How to Handle Sibling Rivalry Between Teens

If you have more than one child, then you’ve dealt with sibling rivalry at some point. When the kids are little, it might include physical altercations, constant bickering over who has more (television time, attention, cookies), and lots of tattling and teasing. As kids grow, they often become more subtle when it comes to sibling rivalry. Your teens might be competitive, always trying to one-up one another when it comes to grades, jobs, or friends. They might simply ignore each other, each choosing to lead his or her own life without talking to their sibling. On the other hand, your teens might be good friends. If you’re struggling with sibling rivalry between your teens, take a look at the these suggestions for improving the situation.

Maintain Expectations for How They Treat Each Other

When your children were small, you likely put an end to arguments that turned into crying or shoving matches. Now that your kids are teenagers, you must not accept behavior that is cruel or abusive to a sibling. If a behavior would be classified as bullying in a school environment, it’s also bullying at home. This can include not only physical aggression, but also making threats and verbal assault. Have a zero-tolerance policy when it comes to bullying between your teens.

It’s important to set a good example for communication and problem resolution. If you often find yourself yelling or speaking sarcastically, it’s likely that your teens will do the same to one another. Learn how to handle your own anger in a productive way and how to “fight fair,” and your teens will follow suit.

Have One-on-One Time With Each Child

Just as young children act out when they want attention, teens can do the same thing. If they are feeling frustrated with school, their job, friends, their chores at home, or anything else, they might take it out on a sibling. Having one-on-one time with a parent can go a long way toward helping them feel heard and giving them an opportunity to vent, air their grievances, and feel heard and loved. Plan on spending some time with each teen each week.
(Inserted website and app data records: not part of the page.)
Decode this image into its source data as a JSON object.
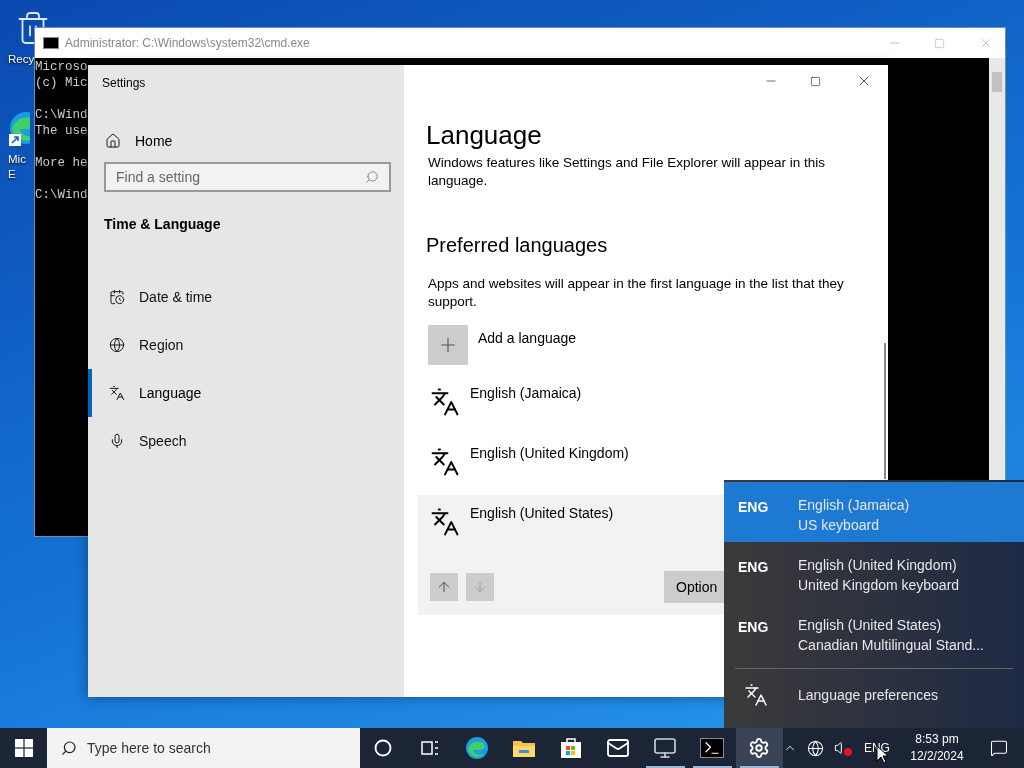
{
  "desktop_icons": [
    {
      "kind": "recycle-bin",
      "lines": [
        "Recy"
      ]
    },
    {
      "kind": "edge-shortcut",
      "lines": [
        "Mic",
        "E"
      ]
    }
  ],
  "cmd_window": {
    "title": "Administrator: C:\\Windows\\system32\\cmd.exe",
    "paragraphs": [
      [
        "Microso",
        "(c) Mic"
      ],
      [
        "C:\\Wind",
        "The use"
      ],
      [
        "More he"
      ],
      [
        "C:\\Wind"
      ]
    ]
  },
  "settings": {
    "title": "Settings",
    "home": "Home",
    "search": {
      "placeholder": "Find a setting"
    },
    "section": "Time & Language",
    "nav": [
      {
        "kind": "date",
        "label": "Date & time",
        "selected": false
      },
      {
        "kind": "region",
        "label": "Region",
        "selected": false
      },
      {
        "kind": "language",
        "label": "Language",
        "selected": true
      },
      {
        "kind": "speech",
        "label": "Speech",
        "selected": false
      }
    ],
    "page": {
      "title": "Language",
      "description": "Windows features like Settings and File Explorer will appear in this language.",
      "preferred_title": "Preferred languages",
      "preferred_description": "Apps and websites will appear in the first language in the list that they support.",
      "add_label": "Add a language",
      "languages": [
        {
          "name": "English (Jamaica)",
          "selected": false
        },
        {
          "name": "English (United Kingdom)",
          "selected": false
        },
        {
          "name": "English (United States)",
          "selected": true
        }
      ],
      "move_up_disabled": false,
      "move_down_disabled": true,
      "options_button": "Option"
    }
  },
  "language_flyout": {
    "items": [
      {
        "code": "ENG",
        "name": "English (Jamaica)",
        "keyboard": "US keyboard",
        "selected": true
      },
      {
        "code": "ENG",
        "name": "English (United Kingdom)",
        "keyboard": "United Kingdom keyboard",
        "selected": false
      },
      {
        "code": "ENG",
        "name": "English (United States)",
        "keyboard": "Canadian Multilingual Stand...",
        "selected": false
      }
    ],
    "preferences": "Language preferences"
  },
  "taskbar": {
    "search_placeholder": "Type here to search",
    "apps": [
      {
        "kind": "cortana",
        "running": false,
        "active": false
      },
      {
        "kind": "task-view",
        "running": false,
        "active": false
      },
      {
        "kind": "edge",
        "running": false,
        "active": false
      },
      {
        "kind": "explorer",
        "running": false,
        "active": false
      },
      {
        "kind": "store",
        "running": false,
        "active": false
      },
      {
        "kind": "mail",
        "running": false,
        "active": false
      },
      {
        "kind": "monitor",
        "running": true,
        "active": false
      },
      {
        "kind": "terminal",
        "running": true,
        "active": false
      },
      {
        "kind": "settings",
        "running": true,
        "active": true
      }
    ],
    "input_indicator": "ENG",
    "time": "8:53 pm",
    "date": "12/2/2024"
  }
}
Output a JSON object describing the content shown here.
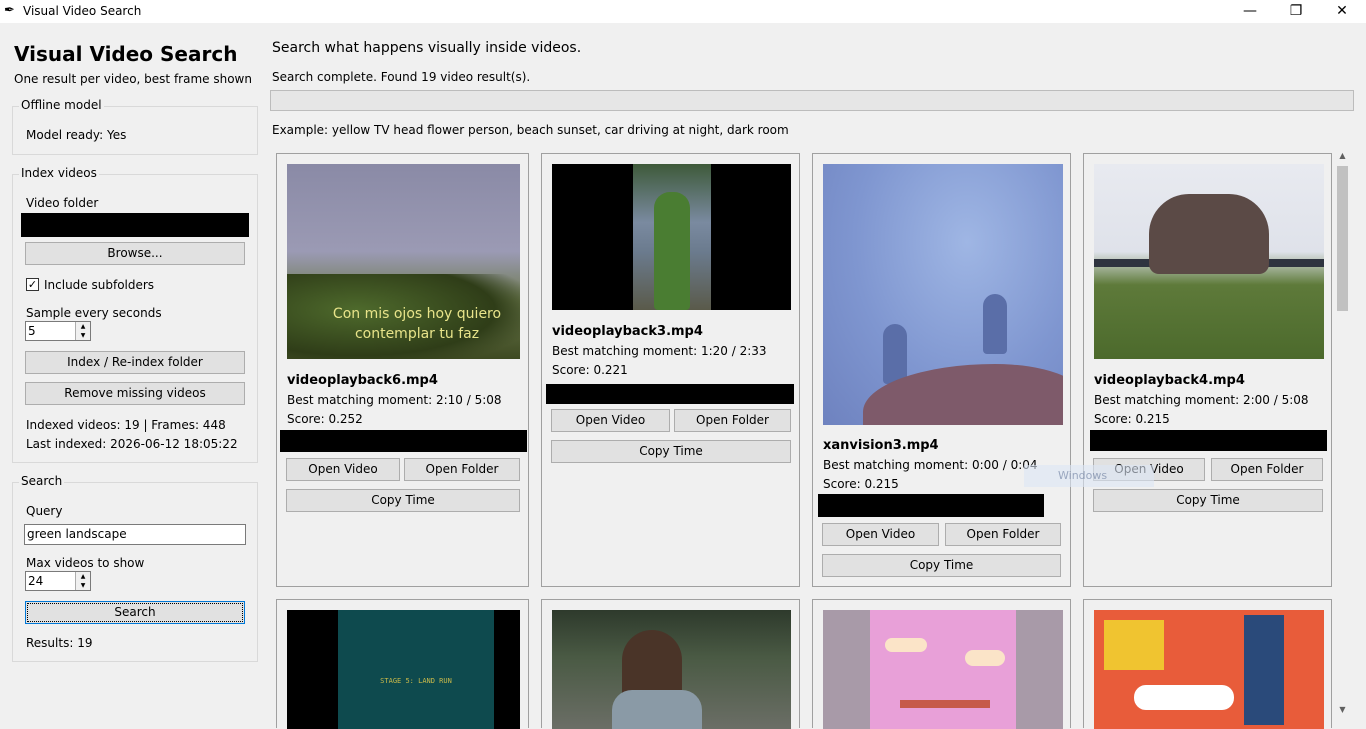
{
  "window": {
    "title": "Visual Video Search",
    "minimize_glyph": "—",
    "maximize_glyph": "❐",
    "close_glyph": "✕"
  },
  "sidebar": {
    "app_title": "Visual Video Search",
    "app_subtitle": "One result per video, best frame shown",
    "offline_model": {
      "legend": "Offline model",
      "status": "Model ready: Yes"
    },
    "index": {
      "legend": "Index videos",
      "folder_label": "Video folder",
      "browse_label": "Browse...",
      "include_subfolders_label": "Include subfolders",
      "include_subfolders_checked": true,
      "sample_label": "Sample every seconds",
      "sample_value": "5",
      "reindex_label": "Index / Re-index folder",
      "remove_missing_label": "Remove missing videos",
      "indexed_stats": "Indexed videos: 19 | Frames: 448",
      "last_indexed": "Last indexed: 2026-06-12 18:05:22"
    },
    "search": {
      "legend": "Search",
      "query_label": "Query",
      "query_value": "green landscape",
      "max_label": "Max videos to show",
      "max_value": "24",
      "search_button": "Search",
      "results": "Results: 19"
    }
  },
  "main": {
    "headline": "Search what happens visually inside videos.",
    "status": "Search complete. Found 19 video result(s).",
    "example": "Example: yellow TV head flower person, beach sunset, car driving at night, dark room",
    "open_video_label": "Open Video",
    "open_folder_label": "Open Folder",
    "copy_time_label": "Copy Time",
    "results": [
      {
        "file": "videoplayback6.mp4",
        "moment": "Best matching moment: 2:10 / 5:08",
        "score": "Score: 0.252",
        "overlay": "Con mis ojos hoy quiero contemplar tu faz"
      },
      {
        "file": "videoplayback3.mp4",
        "moment": "Best matching moment: 1:20 / 2:33",
        "score": "Score: 0.221"
      },
      {
        "file": "xanvision3.mp4",
        "moment": "Best matching moment: 0:00 / 0:04",
        "score": "Score: 0.215"
      },
      {
        "file": "videoplayback4.mp4",
        "moment": "Best matching moment: 2:00 / 5:08",
        "score": "Score: 0.215"
      }
    ],
    "row2_overlay": "STAGE 5: LAND RUN"
  },
  "watermark": "Windows"
}
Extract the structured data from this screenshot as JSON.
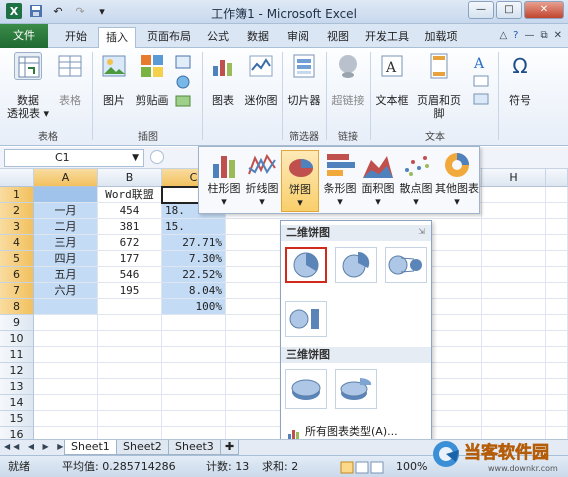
{
  "window": {
    "title": "工作簿1 - Microsoft Excel"
  },
  "tabs": [
    "文件",
    "开始",
    "插入",
    "页面布局",
    "公式",
    "数据",
    "审阅",
    "视图",
    "开发工具",
    "加载项"
  ],
  "ribbon": {
    "buttons": {
      "pivot": "数据",
      "pivot2": "透视表 ▾",
      "table": "表格",
      "picture": "图片",
      "clipart": "剪贴画",
      "chart": "图表",
      "sparkline": "迷你图",
      "slicer": "切片器",
      "hyperlink": "超链接",
      "textbox": "文本框",
      "headerfooter": "页眉和页脚",
      "symbol": "符号"
    },
    "groups": {
      "tables": "表格",
      "illustrations": "插图",
      "filter": "筛选器",
      "links": "链接",
      "text": "文本"
    }
  },
  "formula_bar": {
    "name_box": "C1"
  },
  "chart_types": [
    "柱形图",
    "折线图",
    "饼图",
    "条形图",
    "面积图",
    "散点图",
    "其他图表"
  ],
  "pie_gallery": {
    "section_2d": "二维饼图",
    "section_3d": "三维饼图",
    "all_types": "所有图表类型(A)..."
  },
  "sheet": {
    "columns": [
      "A",
      "B",
      "C",
      "H"
    ],
    "rows": [
      "1",
      "2",
      "3",
      "4",
      "5",
      "6",
      "7",
      "8",
      "9",
      "10",
      "11",
      "12",
      "13",
      "14",
      "15",
      "16"
    ],
    "header_b": "Word联盟",
    "data": [
      {
        "a": "一月",
        "b": "454",
        "c": "18."
      },
      {
        "a": "二月",
        "b": "381",
        "c": "15."
      },
      {
        "a": "三月",
        "b": "672",
        "c": "27.71%"
      },
      {
        "a": "四月",
        "b": "177",
        "c": "7.30%"
      },
      {
        "a": "五月",
        "b": "546",
        "c": "22.52%"
      },
      {
        "a": "六月",
        "b": "195",
        "c": "8.04%"
      }
    ],
    "total_c": "100%"
  },
  "sheet_tabs": [
    "Sheet1",
    "Sheet2",
    "Sheet3"
  ],
  "status": {
    "ready": "就绪",
    "average": "平均值: 0.285714286",
    "count": "计数: 13",
    "sum": "求和: 2",
    "zoom": "100%"
  },
  "watermark": {
    "brand": "当客软件园",
    "url": "www.downkr.com"
  }
}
If you are feeling overwhelmed by this suggestion because you don’t have a lot of extra time between work, house responsibilities, volunteer obligations, and other jobs you have to do, keep in mind that this time does not have to take long. Talk to your teens about what they might like to do, or present some ideas of your own. You can also include your teens in activities that you’re already doing if it’s something they find interesting. For example, you could take one teen grocery shopping with you each week, making the effort to stop for coffee on the way. Another one of your children might enjoy gardening, so you might plan on spending an hour or so tackling the weeding and planting one busy weekend.

Don’t Feed Into the Competitions

In many families, there is one child who excels at school, another who excels at sports, and a third who might be a social butterfly. While it’s fine that all of your teens have different personalities and strengths, it’s best not to dwell on them or, for example, to talk to your sporty child about how well his or her sibling is doing in math this year. They already naturally try to compete amongst themselves, and there’s no need to feed into it.

While you might think it’s just fostering healthy competition, feelings are likely to be hurt. Your book-smart teenager might think that you value sports achievements more than an A in English class, for example. It’s best to simply treat each child as an individual and not focus on who does what better. Also, be sure that you have similar expectations for your kids as far as school and grades are concerned. There’s no reason why your sporty or social child should not be expected to do his or her best when it comes to schoolwork (which is not to say that every teen will be able to get all As, of course).

Encourage Teamwork

Letting your teens handle a common problem together can bring them closer and help them grow their relationship. Kids their age can handle tasks like cleaning up the kitchen after dinner or getting the garage organized. They could also both pursue the same volunteer opportunities or some other non-competitive activity in your community. When they work together, they’ll learn more about themselves and each other.

Try asking them to set up your new computer or ask them to help you plan an upcoming milestone birthday party for your parent or your spouse. Finding something that they might enjoy and having them work on it together can do a world of good for their relationship.

Remember That Sibling Rivalry is Ultimately Not Your Problem

In the end, keep in mind that the relationship between your teenagers is their own issue to figure out. While it’s natural that you want them to get along, it’s also not your burden to bear. As long as they’re not abusing one another and not creating a hostile home environment, teens who feel neutral toward one another will need to decide to pursue a relationship when they are ready to do so. Keep in mind that the way they treat each other as teens might look nothing like the way they relate as adults. Many loving adult sibling pairs did not speak much when they were teens or spent their childhood years squabbling. Others decide not to try to have a relationship once they are grown. Try not to let it get to you if they do not have the close relationship you wish they had.

If you are worried that your teenagers are abusing or bullying one another, this is something that needs to be addressed right away. Do what you need to do; they may need counseling or, if the situation is severe, law enforcement might need to be brought in. For normal sibling rivalry and arguing that doesn’t respond to the tips outlined above, the best course of action might be to step back and ignore it. Just as your toddlers often stopped misbehaving once the audience was removed (i.e. you left the room), your teens might do the same. There are also some great lessons that can be learned by squabbling siblings. Make sure everyone is safe and then simply let them be. Your teenagers might surprise you by repairing their relationship on their own!